One hundred and thirty‐seven patients with sports‐related facial fractures were reviewed. These made up 16.3% of 839 patients with facial fractures seen at the Department of Plastic and Reconstructive Surgery, Royal Adelaide Hospital, between June 1989 and June 1992. Males made up 93.4% of patients and 89.1% were aged below 35 years. There was an intent to injure in 11%. Australian Rules football was the causative sport in 52.6%, all the injuries being the result of human contact. Orbitozygomatic fractures were the most frequently observed overall (62%) as well as in Australian Football (58.3%). Cricket contributed to 14.6%, the ball being the agent of injury in all but one of the patients. Horse‐riding injuries were the most severe. 89.1% of the patients required surgery and hospital stays ranged from 0 to 18 days with an average stay of 4.7 days. Sports activities, although a significant source of enjoyment, are a significant cause of facial fractures with their attendant morbidity.

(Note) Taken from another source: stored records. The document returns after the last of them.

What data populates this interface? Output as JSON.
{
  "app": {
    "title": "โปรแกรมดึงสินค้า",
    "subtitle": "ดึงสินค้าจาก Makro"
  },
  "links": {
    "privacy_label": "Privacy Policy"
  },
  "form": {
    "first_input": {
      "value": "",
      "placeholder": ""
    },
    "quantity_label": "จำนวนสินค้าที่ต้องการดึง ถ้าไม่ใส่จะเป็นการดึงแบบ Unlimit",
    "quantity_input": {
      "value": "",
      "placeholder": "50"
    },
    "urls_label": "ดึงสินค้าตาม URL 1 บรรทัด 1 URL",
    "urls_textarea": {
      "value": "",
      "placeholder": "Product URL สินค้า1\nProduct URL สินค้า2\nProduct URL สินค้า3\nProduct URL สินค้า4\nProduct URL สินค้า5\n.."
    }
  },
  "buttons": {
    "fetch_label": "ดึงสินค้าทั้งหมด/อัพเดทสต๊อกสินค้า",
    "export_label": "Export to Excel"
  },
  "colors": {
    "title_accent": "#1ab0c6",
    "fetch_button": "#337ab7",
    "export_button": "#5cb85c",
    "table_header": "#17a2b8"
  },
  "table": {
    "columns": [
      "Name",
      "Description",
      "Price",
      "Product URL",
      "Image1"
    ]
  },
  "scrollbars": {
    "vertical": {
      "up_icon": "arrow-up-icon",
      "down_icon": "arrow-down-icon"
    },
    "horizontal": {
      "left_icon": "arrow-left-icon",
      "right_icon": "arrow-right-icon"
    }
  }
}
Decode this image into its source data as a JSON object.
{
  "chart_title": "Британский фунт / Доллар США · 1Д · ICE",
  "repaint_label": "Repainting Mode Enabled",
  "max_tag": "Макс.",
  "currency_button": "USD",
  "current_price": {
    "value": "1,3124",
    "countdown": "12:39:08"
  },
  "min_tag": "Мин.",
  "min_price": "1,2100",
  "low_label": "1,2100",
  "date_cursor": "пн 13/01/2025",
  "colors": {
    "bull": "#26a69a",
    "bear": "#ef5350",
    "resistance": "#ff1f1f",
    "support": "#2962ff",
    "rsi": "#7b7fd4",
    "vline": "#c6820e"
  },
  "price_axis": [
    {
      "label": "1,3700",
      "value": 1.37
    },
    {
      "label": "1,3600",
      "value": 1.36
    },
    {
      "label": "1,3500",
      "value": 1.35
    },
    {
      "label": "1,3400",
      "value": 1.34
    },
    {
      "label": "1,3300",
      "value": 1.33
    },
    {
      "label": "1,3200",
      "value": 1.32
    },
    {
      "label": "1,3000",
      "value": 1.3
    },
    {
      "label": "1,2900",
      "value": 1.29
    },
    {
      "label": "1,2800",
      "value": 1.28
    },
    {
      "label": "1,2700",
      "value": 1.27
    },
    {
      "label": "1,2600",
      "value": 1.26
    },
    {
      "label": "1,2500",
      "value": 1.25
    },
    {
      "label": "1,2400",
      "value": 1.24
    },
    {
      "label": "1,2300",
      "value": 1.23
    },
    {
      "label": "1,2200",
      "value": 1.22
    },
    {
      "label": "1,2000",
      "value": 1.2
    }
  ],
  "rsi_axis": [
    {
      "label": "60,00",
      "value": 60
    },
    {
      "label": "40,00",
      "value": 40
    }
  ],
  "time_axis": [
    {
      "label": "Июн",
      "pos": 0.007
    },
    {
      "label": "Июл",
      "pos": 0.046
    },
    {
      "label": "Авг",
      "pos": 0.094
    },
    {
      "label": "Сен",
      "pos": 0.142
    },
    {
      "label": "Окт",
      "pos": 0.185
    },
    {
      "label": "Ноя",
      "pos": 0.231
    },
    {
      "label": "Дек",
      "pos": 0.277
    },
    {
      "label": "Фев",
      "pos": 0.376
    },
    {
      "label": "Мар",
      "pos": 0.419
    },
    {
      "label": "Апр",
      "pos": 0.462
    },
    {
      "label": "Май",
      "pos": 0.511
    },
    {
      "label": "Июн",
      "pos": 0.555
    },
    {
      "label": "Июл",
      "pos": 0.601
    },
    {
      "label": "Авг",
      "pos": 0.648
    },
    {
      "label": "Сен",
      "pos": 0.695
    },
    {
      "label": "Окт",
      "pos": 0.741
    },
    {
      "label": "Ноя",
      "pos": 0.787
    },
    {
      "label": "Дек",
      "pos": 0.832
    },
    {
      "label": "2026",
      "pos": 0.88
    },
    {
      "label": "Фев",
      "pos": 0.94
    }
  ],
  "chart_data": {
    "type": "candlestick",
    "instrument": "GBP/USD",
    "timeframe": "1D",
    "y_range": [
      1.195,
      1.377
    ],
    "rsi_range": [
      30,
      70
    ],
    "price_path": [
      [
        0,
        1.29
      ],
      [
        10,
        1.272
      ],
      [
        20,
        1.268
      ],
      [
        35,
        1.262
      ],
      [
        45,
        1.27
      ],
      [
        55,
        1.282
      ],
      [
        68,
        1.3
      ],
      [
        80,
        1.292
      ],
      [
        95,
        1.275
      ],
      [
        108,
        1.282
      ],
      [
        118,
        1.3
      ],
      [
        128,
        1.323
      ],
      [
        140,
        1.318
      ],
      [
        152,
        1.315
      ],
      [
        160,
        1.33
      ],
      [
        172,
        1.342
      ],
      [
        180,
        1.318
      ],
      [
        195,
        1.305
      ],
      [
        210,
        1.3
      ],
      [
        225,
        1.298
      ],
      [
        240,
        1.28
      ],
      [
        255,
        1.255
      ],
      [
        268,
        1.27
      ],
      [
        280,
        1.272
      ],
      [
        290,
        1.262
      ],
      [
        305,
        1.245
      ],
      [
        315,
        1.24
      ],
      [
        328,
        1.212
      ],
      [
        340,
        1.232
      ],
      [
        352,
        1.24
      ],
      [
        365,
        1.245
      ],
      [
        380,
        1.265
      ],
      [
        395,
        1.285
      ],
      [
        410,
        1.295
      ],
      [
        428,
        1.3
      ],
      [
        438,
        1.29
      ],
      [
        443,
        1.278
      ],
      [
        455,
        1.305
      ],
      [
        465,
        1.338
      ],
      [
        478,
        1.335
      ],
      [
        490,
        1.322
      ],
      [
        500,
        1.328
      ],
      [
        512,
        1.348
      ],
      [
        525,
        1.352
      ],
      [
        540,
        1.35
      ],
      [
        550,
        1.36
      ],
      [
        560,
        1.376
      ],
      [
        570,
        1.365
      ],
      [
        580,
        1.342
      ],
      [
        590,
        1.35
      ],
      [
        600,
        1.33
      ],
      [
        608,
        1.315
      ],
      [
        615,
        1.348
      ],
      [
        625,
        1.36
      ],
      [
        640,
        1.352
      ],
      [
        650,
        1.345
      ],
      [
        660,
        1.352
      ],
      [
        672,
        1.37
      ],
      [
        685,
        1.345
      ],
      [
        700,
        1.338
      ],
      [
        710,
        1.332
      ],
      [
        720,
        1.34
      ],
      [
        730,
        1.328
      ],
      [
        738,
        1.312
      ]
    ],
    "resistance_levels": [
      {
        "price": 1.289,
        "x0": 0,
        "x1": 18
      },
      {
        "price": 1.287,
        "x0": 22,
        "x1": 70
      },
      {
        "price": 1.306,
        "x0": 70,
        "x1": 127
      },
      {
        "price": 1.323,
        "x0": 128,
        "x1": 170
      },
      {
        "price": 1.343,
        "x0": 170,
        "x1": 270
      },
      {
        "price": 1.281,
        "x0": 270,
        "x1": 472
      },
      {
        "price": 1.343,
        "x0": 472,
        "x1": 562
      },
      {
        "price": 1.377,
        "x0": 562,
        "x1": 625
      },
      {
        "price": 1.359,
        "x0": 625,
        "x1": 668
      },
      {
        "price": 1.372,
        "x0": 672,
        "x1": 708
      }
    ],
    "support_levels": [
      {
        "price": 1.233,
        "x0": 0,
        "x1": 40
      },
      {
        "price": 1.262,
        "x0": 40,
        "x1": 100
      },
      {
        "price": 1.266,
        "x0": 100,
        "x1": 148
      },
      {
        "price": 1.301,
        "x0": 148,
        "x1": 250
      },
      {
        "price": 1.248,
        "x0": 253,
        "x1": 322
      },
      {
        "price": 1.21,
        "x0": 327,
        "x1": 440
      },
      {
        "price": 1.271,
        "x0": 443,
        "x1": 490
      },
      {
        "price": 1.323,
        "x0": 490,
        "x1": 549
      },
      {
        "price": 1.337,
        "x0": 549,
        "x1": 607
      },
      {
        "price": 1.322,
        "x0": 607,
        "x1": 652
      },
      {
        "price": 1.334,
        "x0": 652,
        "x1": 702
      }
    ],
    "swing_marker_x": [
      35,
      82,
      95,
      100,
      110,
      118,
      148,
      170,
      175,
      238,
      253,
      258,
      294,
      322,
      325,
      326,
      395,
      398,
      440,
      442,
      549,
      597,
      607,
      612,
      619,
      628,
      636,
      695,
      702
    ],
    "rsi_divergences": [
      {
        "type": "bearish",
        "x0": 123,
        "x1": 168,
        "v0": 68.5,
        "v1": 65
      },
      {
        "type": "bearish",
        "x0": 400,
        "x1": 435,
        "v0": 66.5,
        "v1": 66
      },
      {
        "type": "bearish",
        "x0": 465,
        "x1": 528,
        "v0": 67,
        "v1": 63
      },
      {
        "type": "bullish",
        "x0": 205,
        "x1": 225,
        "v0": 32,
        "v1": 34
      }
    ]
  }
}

|Number of pages||6|
|Journal||Australian and New Zealand Journal of Surgery|
|Publication status||Published - 1993|
- Department of Plastic and Reconstructive Surgery
- facial fractures
- Royal Adelaide Hospital
- SA SOOO